» Problem details:
Find every line in the records below that contains "name", and copy it.

*** Opening of Data to examine ***

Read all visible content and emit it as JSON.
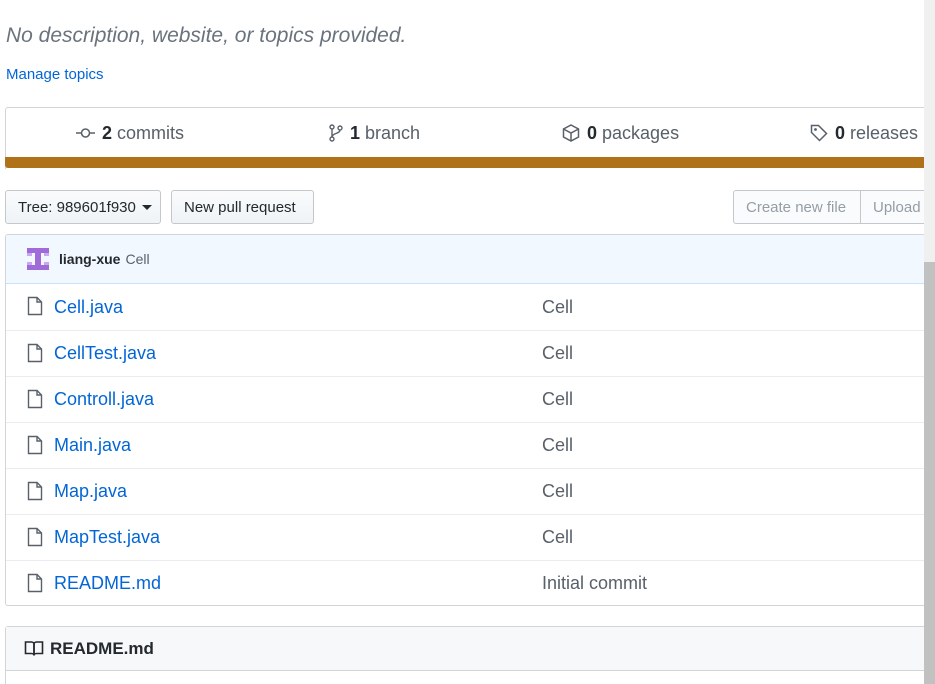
{
  "repo": {
    "description": "No description, website, or topics provided.",
    "manage_topics": "Manage topics"
  },
  "summary": {
    "commits": {
      "count": "2",
      "label": "commits"
    },
    "branches": {
      "count": "1",
      "label": "branch"
    },
    "packages": {
      "count": "0",
      "label": "packages"
    },
    "releases": {
      "count": "0",
      "label": "releases"
    },
    "language_color": "#b07219"
  },
  "toolbar": {
    "tree_label": "Tree: 989601f930",
    "new_pull_request": "New pull request",
    "create_new_file": "Create new file",
    "upload": "Upload"
  },
  "latest_commit": {
    "author": "liang-xue",
    "message": "Cell"
  },
  "files": [
    {
      "name": "Cell.java",
      "message": "Cell"
    },
    {
      "name": "CellTest.java",
      "message": "Cell"
    },
    {
      "name": "Controll.java",
      "message": "Cell"
    },
    {
      "name": "Main.java",
      "message": "Cell"
    },
    {
      "name": "Map.java",
      "message": "Cell"
    },
    {
      "name": "MapTest.java",
      "message": "Cell"
    },
    {
      "name": "README.md",
      "message": "Initial commit"
    }
  ],
  "readme": {
    "title": "README.md"
  },
  "icons": {
    "commits": "git-commit-icon",
    "branch": "git-branch-icon",
    "packages": "package-icon",
    "releases": "tag-icon",
    "file": "file-icon",
    "readme": "book-icon"
  }
}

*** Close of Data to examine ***

» Written solution:
      "name": "Cell.java",
      "name": "CellTest.java",
      "name": "Controll.java",
      "name": "Main.java",
      "name": "Map.java",
      "name": "MapTest.java",
      "name": "README.md",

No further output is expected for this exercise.